> [PROBLEM DETAILS]:
What you return should match the entries below exactly, only without the images.

> [DATA FOR THE TASK]:
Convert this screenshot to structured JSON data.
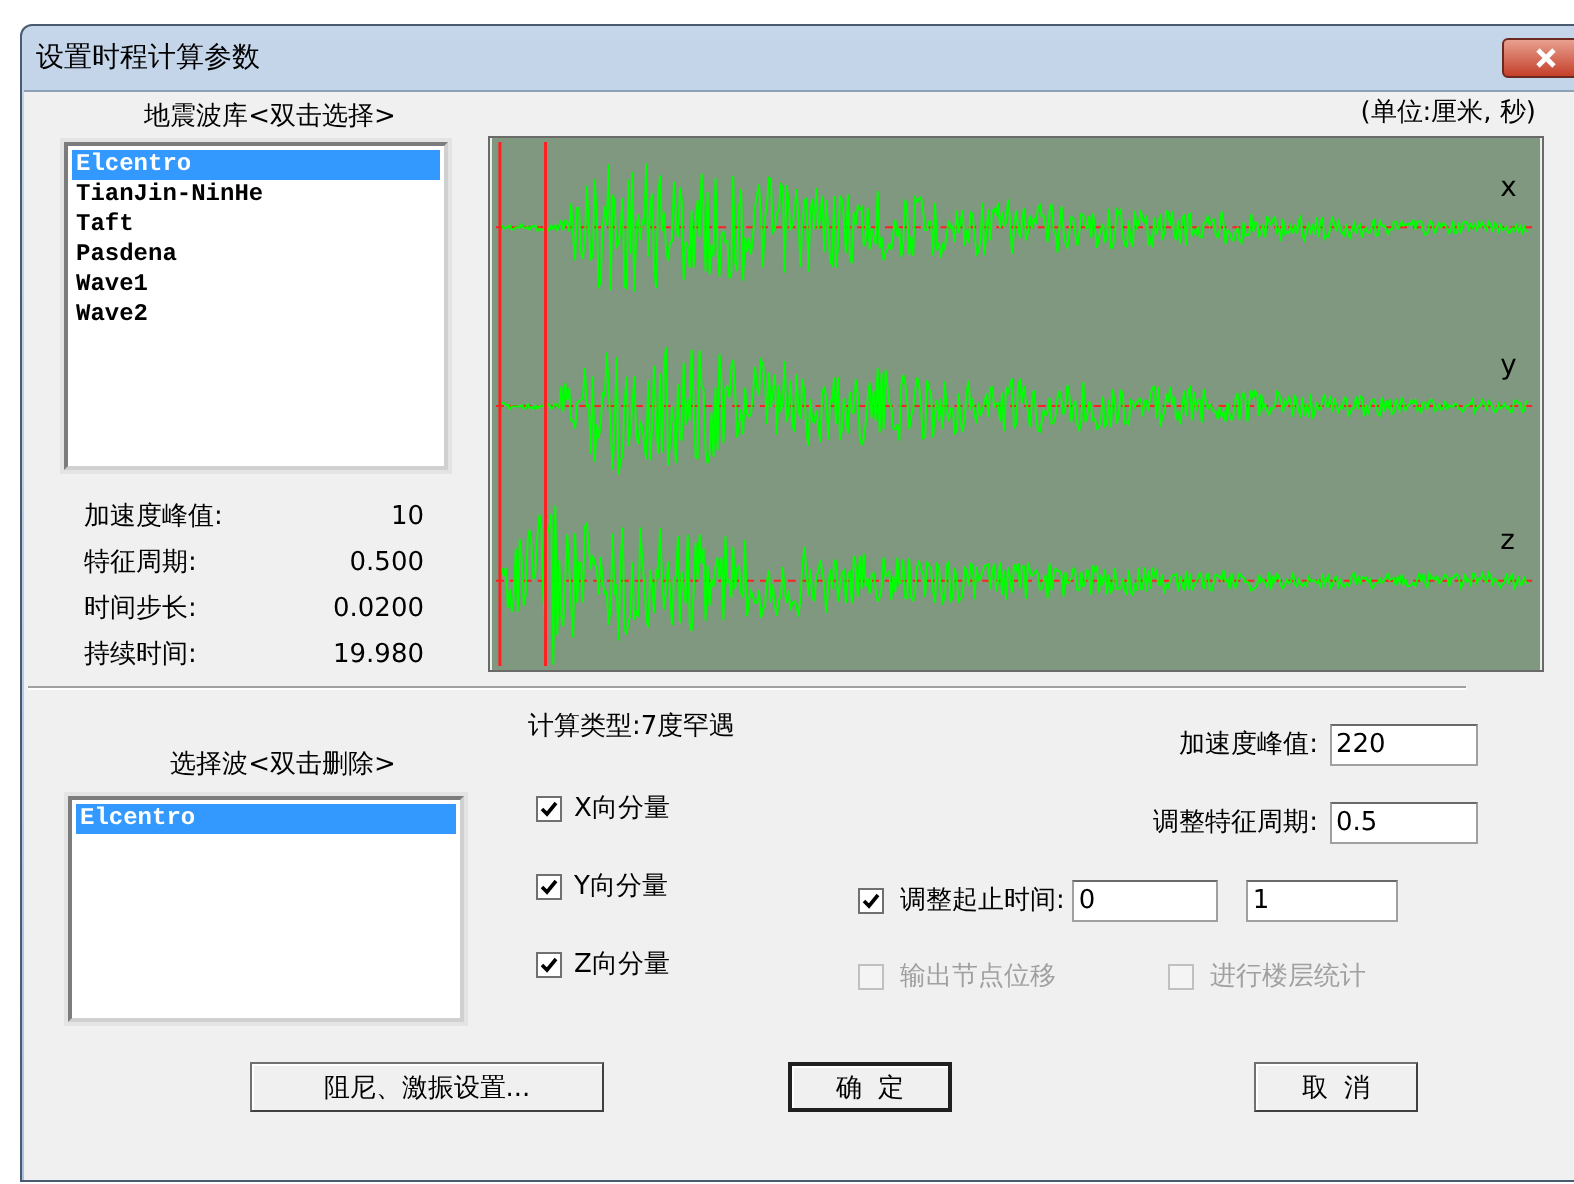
{
  "window": {
    "title": "设置时程计算参数"
  },
  "library": {
    "title": "地震波库<双击选择>",
    "items": [
      {
        "label": "Elcentro",
        "selected": true
      },
      {
        "label": "TianJin-NinHe",
        "selected": false
      },
      {
        "label": "Taft",
        "selected": false
      },
      {
        "label": "Pasdena",
        "selected": false
      },
      {
        "label": "Wave1",
        "selected": false
      },
      {
        "label": "Wave2",
        "selected": false
      }
    ]
  },
  "wave_info": [
    {
      "label": "加速度峰值:",
      "value": "10"
    },
    {
      "label": "特征周期:",
      "value": "0.500"
    },
    {
      "label": "时间步长:",
      "value": "0.0200"
    },
    {
      "label": "持续时间:",
      "value": "19.980"
    }
  ],
  "units": "(单位:厘米, 秒)",
  "plot": {
    "traces": [
      {
        "label": "x"
      },
      {
        "label": "y"
      },
      {
        "label": "z"
      }
    ]
  },
  "selected_waves": {
    "title": "选择波<双击删除>",
    "items": [
      {
        "label": "Elcentro",
        "selected": true
      }
    ]
  },
  "calc_type": "计算类型:7度罕遇",
  "components": [
    {
      "label": "X向分量",
      "checked": true
    },
    {
      "label": "Y向分量",
      "checked": true
    },
    {
      "label": "Z向分量",
      "checked": true
    }
  ],
  "peak_accel": {
    "label": "加速度峰值:",
    "value": "220"
  },
  "period": {
    "label": "调整特征周期:",
    "value": "0.5"
  },
  "time_range": {
    "label": "调整起止时间:",
    "checked": true,
    "start": "0",
    "end": "1"
  },
  "options": [
    {
      "label": "输出节点位移",
      "checked": false,
      "disabled": true
    },
    {
      "label": "进行楼层统计",
      "checked": false,
      "disabled": true
    }
  ],
  "buttons": [
    {
      "label": "阻尼、激振设置..."
    },
    {
      "label": "确  定"
    },
    {
      "label": "取  消"
    }
  ]
}
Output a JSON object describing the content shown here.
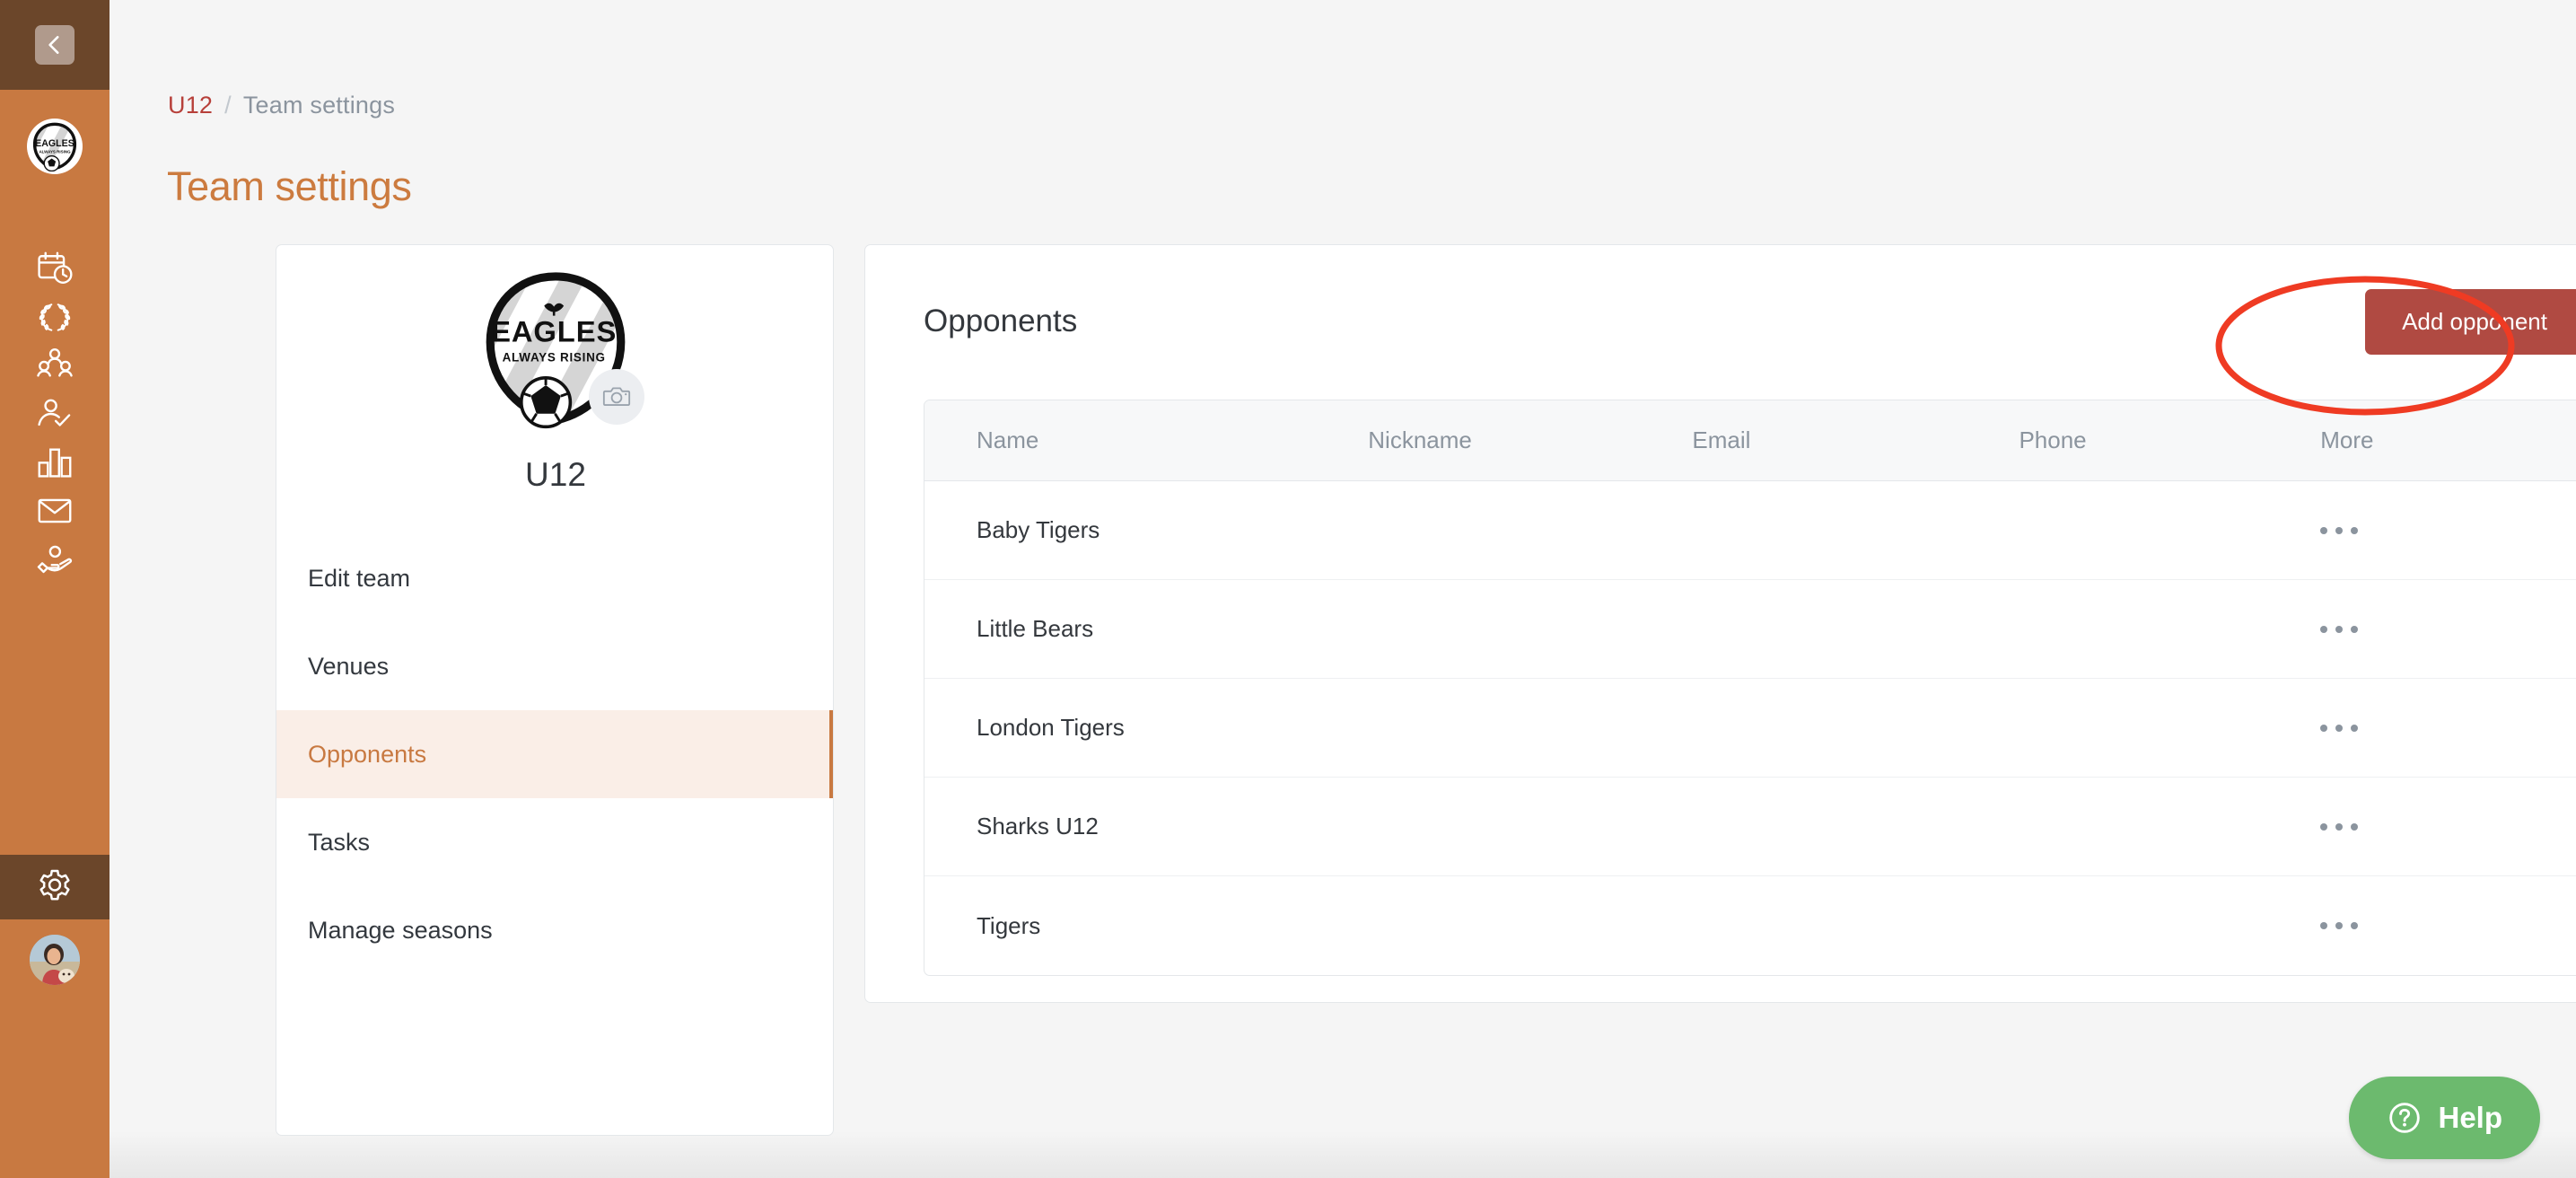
{
  "sidebar": {
    "collapse_label": "collapse-sidebar",
    "brand": {
      "name": "Eagles",
      "tagline": "ALWAYS RISING"
    },
    "items": [
      {
        "label": "Schedule",
        "icon": "calendar-clock-icon",
        "active": false
      },
      {
        "label": "Competitions",
        "icon": "laurel-wreath-icon",
        "active": false
      },
      {
        "label": "Members",
        "icon": "people-group-icon",
        "active": false
      },
      {
        "label": "Attendance",
        "icon": "person-check-icon",
        "active": false
      },
      {
        "label": "Statistics",
        "icon": "bar-chart-icon",
        "active": false
      },
      {
        "label": "Messages",
        "icon": "envelope-icon",
        "active": false
      },
      {
        "label": "Sponsors",
        "icon": "hand-coin-icon",
        "active": false
      }
    ],
    "settings": {
      "label": "Settings",
      "icon": "gear-icon",
      "active": true
    },
    "avatar": {
      "label": "User profile",
      "icon": "avatar"
    }
  },
  "breadcrumb": {
    "link": "U12",
    "separator": "/",
    "current": "Team settings"
  },
  "page": {
    "title": "Team settings"
  },
  "team_card": {
    "logo": {
      "title": "EAGLES",
      "subtitle": "ALWAYS RISING"
    },
    "camera_icon": "camera-icon",
    "name": "U12",
    "menu": [
      {
        "label": "Edit team",
        "active": false
      },
      {
        "label": "Venues",
        "active": false
      },
      {
        "label": "Opponents",
        "active": true
      },
      {
        "label": "Tasks",
        "active": false
      },
      {
        "label": "Manage seasons",
        "active": false
      }
    ]
  },
  "opponents": {
    "title": "Opponents",
    "add_button": "Add opponent",
    "columns": [
      "Name",
      "Nickname",
      "Email",
      "Phone",
      "More"
    ],
    "rows": [
      {
        "name": "Baby Tigers",
        "nickname": "",
        "email": "",
        "phone": "",
        "more": "more-options"
      },
      {
        "name": "Little Bears",
        "nickname": "",
        "email": "",
        "phone": "",
        "more": "more-options"
      },
      {
        "name": "London Tigers",
        "nickname": "",
        "email": "",
        "phone": "",
        "more": "more-options"
      },
      {
        "name": "Sharks U12",
        "nickname": "",
        "email": "",
        "phone": "",
        "more": "more-options"
      },
      {
        "name": "Tigers",
        "nickname": "",
        "email": "",
        "phone": "",
        "more": "more-options"
      }
    ]
  },
  "help": {
    "label": "Help",
    "icon": "question-circle-icon"
  },
  "annotation": {
    "shape": "ellipse",
    "color": "#ef3b23",
    "targets": "add-opponent-button"
  },
  "colors": {
    "sidebar": "#c87941",
    "sidebar_dark": "#6b462a",
    "accent": "#c87941",
    "title": "#cc7b3f",
    "breadcrumb_link": "#b7403a",
    "primary_button": "#b04a42",
    "active_menu_bg": "#faeee7",
    "help_green": "#6cba6e",
    "annotation_red": "#ef3b23"
  }
}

> [WRITTEN ANSWER]:
Convert this screenshot to structured JSON data.
{
  "window": {
    "title": "设置时程计算参数"
  },
  "library": {
    "title": "地震波库<双击选择>",
    "items": [
      {
        "label": "Elcentro",
        "selected": true
      },
      {
        "label": "TianJin-NinHe",
        "selected": false
      },
      {
        "label": "Taft",
        "selected": false
      },
      {
        "label": "Pasdena",
        "selected": false
      },
      {
        "label": "Wave1",
        "selected": false
      },
      {
        "label": "Wave2",
        "selected": false
      }
    ]
  },
  "wave_info": [
    {
      "label": "加速度峰值:",
      "value": "10"
    },
    {
      "label": "特征周期:",
      "value": "0.500"
    },
    {
      "label": "时间步长:",
      "value": "0.0200"
    },
    {
      "label": "持续时间:",
      "value": "19.980"
    }
  ],
  "units": "(单位:厘米, 秒)",
  "plot": {
    "traces": [
      {
        "label": "x"
      },
      {
        "label": "y"
      },
      {
        "label": "z"
      }
    ]
  },
  "selected_waves": {
    "title": "选择波<双击删除>",
    "items": [
      {
        "label": "Elcentro",
        "selected": true
      }
    ]
  },
  "calc_type": "计算类型:7度罕遇",
  "components": [
    {
      "label": "X向分量",
      "checked": true
    },
    {
      "label": "Y向分量",
      "checked": true
    },
    {
      "label": "Z向分量",
      "checked": true
    }
  ],
  "peak_accel": {
    "label": "加速度峰值:",
    "value": "220"
  },
  "period": {
    "label": "调整特征周期:",
    "value": "0.5"
  },
  "time_range": {
    "label": "调整起止时间:",
    "checked": true,
    "start": "0",
    "end": "1"
  },
  "options": [
    {
      "label": "输出节点位移",
      "checked": false,
      "disabled": true
    },
    {
      "label": "进行楼层统计",
      "checked": false,
      "disabled": true
    }
  ],
  "buttons": [
    {
      "label": "阻尼、激振设置..."
    },
    {
      "label": "确  定"
    },
    {
      "label": "取  消"
    }
  ]
}
Output a JSON object describing the content shown here.
{
  "sidebar": {
    "collapse_label": "collapse-sidebar",
    "brand": {
      "name": "Eagles",
      "tagline": "ALWAYS RISING"
    },
    "items": [
      {
        "label": "Schedule",
        "icon": "calendar-clock-icon",
        "active": false
      },
      {
        "label": "Competitions",
        "icon": "laurel-wreath-icon",
        "active": false
      },
      {
        "label": "Members",
        "icon": "people-group-icon",
        "active": false
      },
      {
        "label": "Attendance",
        "icon": "person-check-icon",
        "active": false
      },
      {
        "label": "Statistics",
        "icon": "bar-chart-icon",
        "active": false
      },
      {
        "label": "Messages",
        "icon": "envelope-icon",
        "active": false
      },
      {
        "label": "Sponsors",
        "icon": "hand-coin-icon",
        "active": false
      }
    ],
    "settings": {
      "label": "Settings",
      "icon": "gear-icon",
      "active": true
    },
    "avatar": {
      "label": "User profile",
      "icon": "avatar"
    }
  },
  "breadcrumb": {
    "link": "U12",
    "separator": "/",
    "current": "Team settings"
  },
  "page": {
    "title": "Team settings"
  },
  "team_card": {
    "logo": {
      "title": "EAGLES",
      "subtitle": "ALWAYS RISING"
    },
    "camera_icon": "camera-icon",
    "name": "U12",
    "menu": [
      {
        "label": "Edit team",
        "active": false
      },
      {
        "label": "Venues",
        "active": false
      },
      {
        "label": "Opponents",
        "active": true
      },
      {
        "label": "Tasks",
        "active": false
      },
      {
        "label": "Manage seasons",
        "active": false
      }
    ]
  },
  "opponents": {
    "title": "Opponents",
    "add_button": "Add opponent",
    "columns": [
      "Name",
      "Nickname",
      "Email",
      "Phone",
      "More"
    ],
    "rows": [
      {
        "name": "Baby Tigers",
        "nickname": "",
        "email": "",
        "phone": "",
        "more": "more-options"
      },
      {
        "name": "Little Bears",
        "nickname": "",
        "email": "",
        "phone": "",
        "more": "more-options"
      },
      {
        "name": "London Tigers",
        "nickname": "",
        "email": "",
        "phone": "",
        "more": "more-options"
      },
      {
        "name": "Sharks U12",
        "nickname": "",
        "email": "",
        "phone": "",
        "more": "more-options"
      },
      {
        "name": "Tigers",
        "nickname": "",
        "email": "",
        "phone": "",
        "more": "more-options"
      }
    ]
  },
  "help": {
    "label": "Help",
    "icon": "question-circle-icon"
  },
  "annotation": {
    "shape": "ellipse",
    "color": "#ef3b23",
    "targets": "add-opponent-button"
  },
  "colors": {
    "sidebar": "#c87941",
    "sidebar_dark": "#6b462a",
    "accent": "#c87941",
    "title": "#cc7b3f",
    "breadcrumb_link": "#b7403a",
    "primary_button": "#b04a42",
    "active_menu_bg": "#faeee7",
    "help_green": "#6cba6e",
    "annotation_red": "#ef3b23"
  }
}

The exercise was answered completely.